Dinh needs a little bit longer time span for his vision. In the long run, consumers are hurt by disincentives to invent. Allowing the bullies on the block to scoop up inventive ideas without compensating the inventors is bad policy. Sure, the bullies may share some of their ill-gotten gains with the consumer for a little while. Or maybe not. Corporate entities haven’t shown themselves to be un-necessarily altruistic; only in highly competitive markets.
Is reform needed in the patent area? Surely. But the biggest
problem is managerial incompetence in the USPTO. The examiner corps

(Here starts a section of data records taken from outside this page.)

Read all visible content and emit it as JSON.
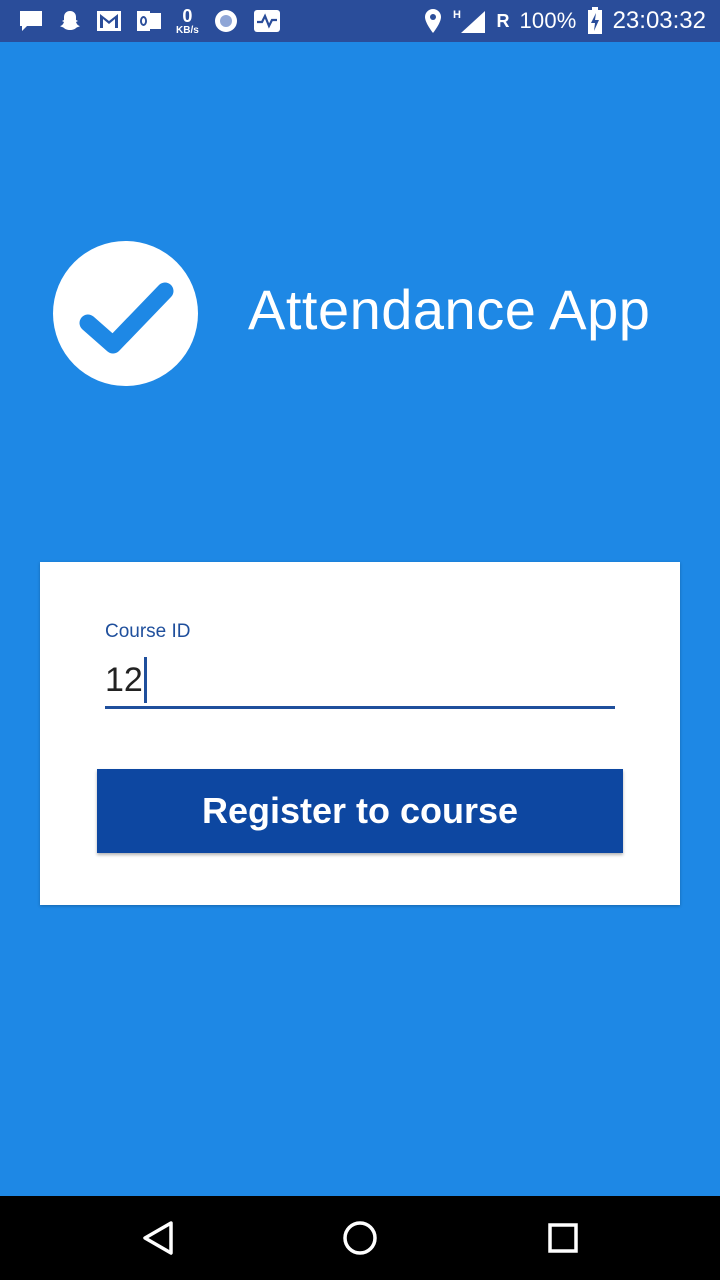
{
  "status_bar": {
    "left_icons": [
      "chat-icon",
      "snapchat-icon",
      "gmail-icon",
      "outlook-icon",
      "data-speed",
      "circle-app-icon",
      "activity-icon"
    ],
    "speed_value": "0",
    "speed_unit": "KB/s",
    "signal_type": "H",
    "roaming": "R",
    "battery": "100%",
    "time": "23:03:32"
  },
  "header": {
    "app_title": "Attendance App",
    "logo_icon": "check-circle-icon"
  },
  "form": {
    "course_label": "Course ID",
    "course_value": "12",
    "register_label": "Register to course"
  },
  "nav_bar": {
    "icons": [
      "back-icon",
      "home-icon",
      "recents-icon"
    ]
  },
  "colors": {
    "background": "#1e88e5",
    "status_bar": "#2a4d9a",
    "primary_dark": "#0d47a1",
    "accent_text": "#1f4f9c",
    "card": "#ffffff"
  }
}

is burdened by counter-productive rules and disincentives, and thus
has a ridiculously high turnover rate. In essence, no one sticks

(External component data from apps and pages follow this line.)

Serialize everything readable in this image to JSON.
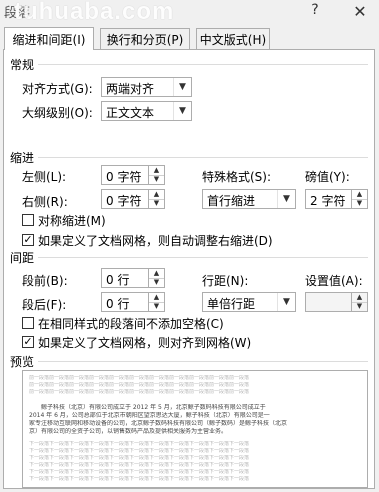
{
  "window": {
    "title": "段落",
    "watermark": "tuhuaba.com",
    "help_glyph": "?",
    "close_glyph": "✕"
  },
  "tabs": [
    {
      "label": "缩进和间距(I)",
      "active": true
    },
    {
      "label": "换行和分页(P)",
      "active": false
    },
    {
      "label": "中文版式(H)",
      "active": false
    }
  ],
  "general": {
    "title": "常规",
    "alignment_label": "对齐方式(G):",
    "alignment_value": "两端对齐",
    "outline_label": "大纲级别(O):",
    "outline_value": "正文文本"
  },
  "indent": {
    "title": "缩进",
    "left_label": "左侧(L):",
    "left_value": "0 字符",
    "right_label": "右侧(R):",
    "right_value": "0 字符",
    "special_label": "特殊格式(S):",
    "special_value": "首行缩进",
    "by_label": "磅值(Y):",
    "by_value": "2 字符",
    "mirror_label": "对称缩进(M)",
    "mirror_checked": false,
    "auto_adjust_label": "如果定义了文档网格，则自动调整右缩进(D)",
    "auto_adjust_checked": true
  },
  "spacing": {
    "title": "间距",
    "before_label": "段前(B):",
    "before_value": "0 行",
    "after_label": "段后(F):",
    "after_value": "0 行",
    "line_label": "行距(N):",
    "line_value": "单倍行距",
    "at_label": "设置值(A):",
    "at_value": "",
    "no_space_label": "在相同样式的段落间不添加空格(C)",
    "no_space_checked": false,
    "snap_grid_label": "如果定义了文档网格，则对齐到网格(W)",
    "snap_grid_checked": true
  },
  "preview": {
    "title": "预览",
    "prev_line": "前一段落前一段落前一段落前一段落前一段落前一段落前一段落前一段落前一段落前一段落前一段落",
    "sample_lines": [
      "鲸子科技（北京）有限公司成立于 2012 年 5 月，北京鲸子数码科技有限公司成立于",
      "2014 年 6 月，公司总部位于北京市朝阳区望京思达大厦，鲸子科技（北京）有限公司是一",
      "家专注移动互联网和移动设备的公司，北京鲸子数码科技有限公司（鲸子数码）是鲸子科技（北京",
      "京）有限公司的全资子公司，以销售数码产品及提供相关服务为主营业务。"
    ],
    "next_line": "下一段落下一段落下一段落下一段落下一段落下一段落下一段落下一段落下一段落下一段落下一段落"
  }
}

around long enough to be any good at the job anymore.
— James Ferguson
I do not know what part of the country Cliff Smith lives in, but some context may be helpful. In defense of RiShawn Biddle’s article concerning Rep. Julia Carson, I would suggest Carson has long played the illness card to the point that she had used up her “suspension of criticism” grace period long ago. Ms. Carson has been ill for so long that most in Indianapolis felt she had no business running in her last election. Unfortunately, Carson’s district is only a part of the city and is about as safe a Democrat seat as one could find.

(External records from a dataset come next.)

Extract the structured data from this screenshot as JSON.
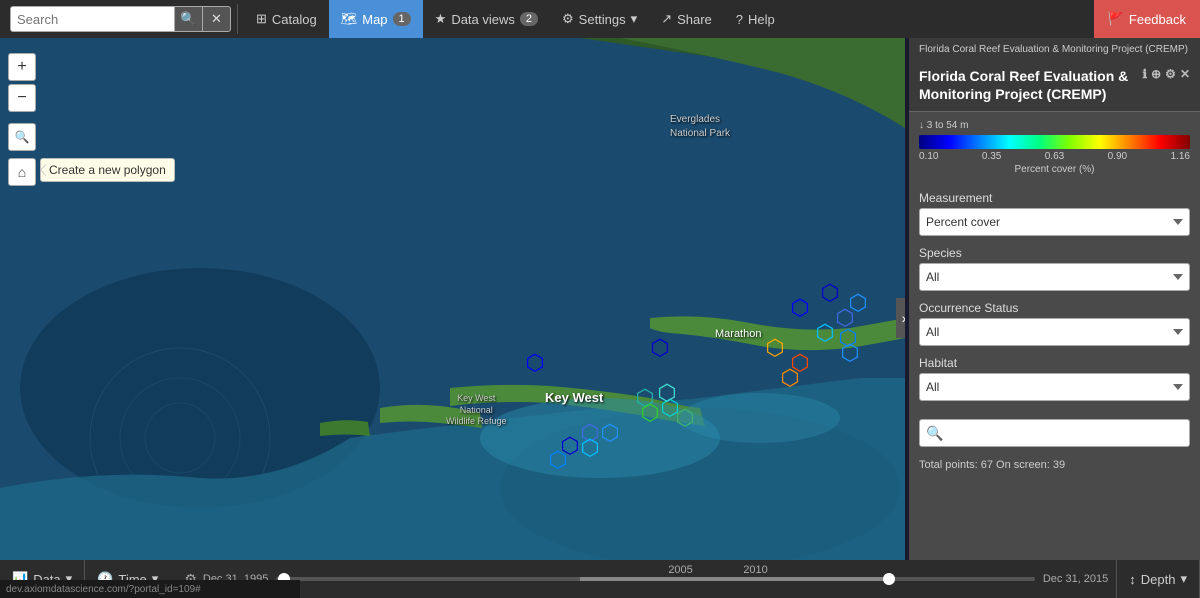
{
  "nav": {
    "search_placeholder": "Search",
    "catalog_label": "Catalog",
    "map_label": "Map",
    "map_count": "1",
    "dataviews_label": "Data views",
    "dataviews_count": "2",
    "settings_label": "Settings",
    "share_label": "Share",
    "help_label": "Help",
    "feedback_label": "Feedback"
  },
  "map_controls": {
    "zoom_in": "+",
    "zoom_out": "−",
    "zoom_fit": "⊕",
    "draw_polygon": "⬡",
    "tooltip_polygon": "Create a new polygon"
  },
  "map_labels": {
    "everglades": "Everglades\nNational Park",
    "marathon": "Marathon",
    "keywest": "Key West",
    "keywest_refuge": "Key West\nNational\nWildlife Refuge"
  },
  "panel": {
    "header_small": "Florida Coral Reef Evaluation & Monitoring Project (CREMP)",
    "title": "Florida Coral Reef Evaluation & Monitoring Project (CREMP)",
    "colorbar": {
      "depth_label": "↓ 3 to 54 m",
      "tick0": "0.10",
      "tick1": "0.35",
      "tick2": "0.63",
      "tick3": "0.90",
      "tick4": "1.16",
      "axis_label": "Percent cover (%)"
    },
    "measurement_label": "Measurement",
    "measurement_value": "Percent cover",
    "species_label": "Species",
    "species_value": "All",
    "occurrence_label": "Occurrence Status",
    "occurrence_value": "All",
    "habitat_label": "Habitat",
    "habitat_value": "All",
    "search_placeholder": "",
    "stats": "Total points: 67  On screen: 39"
  },
  "bottom": {
    "data_label": "Data",
    "time_label": "Time",
    "depth_label": "Depth",
    "timeline_start": "Dec 31, 1995",
    "timeline_mid1": "2005",
    "timeline_mid2": "2010",
    "timeline_end": "Dec 31, 2015"
  },
  "url": "dev.axiomdatascience.com/?portal_id=109#"
}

In the past, Rep. Carson has admitted she read no newspapers or
watched any news programs on television. As near as we can tell,
she voted the way the Democrat leadership told her to vote. Now,
for far too long, Carson has not attended her duties in Congress
due to her illness. Dying? Most of us in Indianapolis thought
something was up long ago and suspected Carson’s frail health was
in terminal decline months before it was announced. To a
conservative, if a Democrat has to be elected, what could be better
than having a Democrat who doesn’t show up for votes? Yet, whether
conservative or liberal, there is a great deal which is offensive
about an elected representative who holds the seat but does not do
— Michael Dooley
Wow, maybe our “right-wing” is becoming, or at least headed toward, a mirror image of the extreme left. Admittedly I am very fond of Jeffrey Lord’s writings and even forwarded his most recent piece to some friends and family who often find themselves dealing with the vitriol of the left. (Dick Cheney the anti-Christ et al.) I would thank Mr. Lord again for this piece on remembering the reason for the season and simply give thanks that at least all the letters written didn’t cut his legs out from under him. What a great disappointment in reading those that would condemn what he said. Seems to me disagreeing doesn’t mandate being disagreeable, that could be another lesson to learn from Henry Hyde. (R.I.P.).
Oh well, Merry Christmas everyone!
— Roger Ross
Sign up for our weekly newsletter:
A man of faith in a godless age is hitting Americans where it hurts.
Mr. and Mrs. American Spectator Reader, let P.J. O’Rourke talk sense to your kids.
By John Corry
By Mark Steyn
In Britain, defending your property can get you life.
It won’t take long for conservatives to scratch this presidential wannabe off their 2008 scorecard.
By Mark Steyn
By Brit Hume
Was the President done in by the economy, or by the politics of the economy?
H/T to National Review Online
The American Spectator Foundation is the 501(c)(3) organization responsible for publishing The American Spectator magazine and training aspiring journalists who espouse traditional American values. Your contributions are tax deductible to the extent permitted by law. Each donor receives a year-end summary of their giving for tax purposes.
Copyright 2013, The American Spectator. All rights reserved.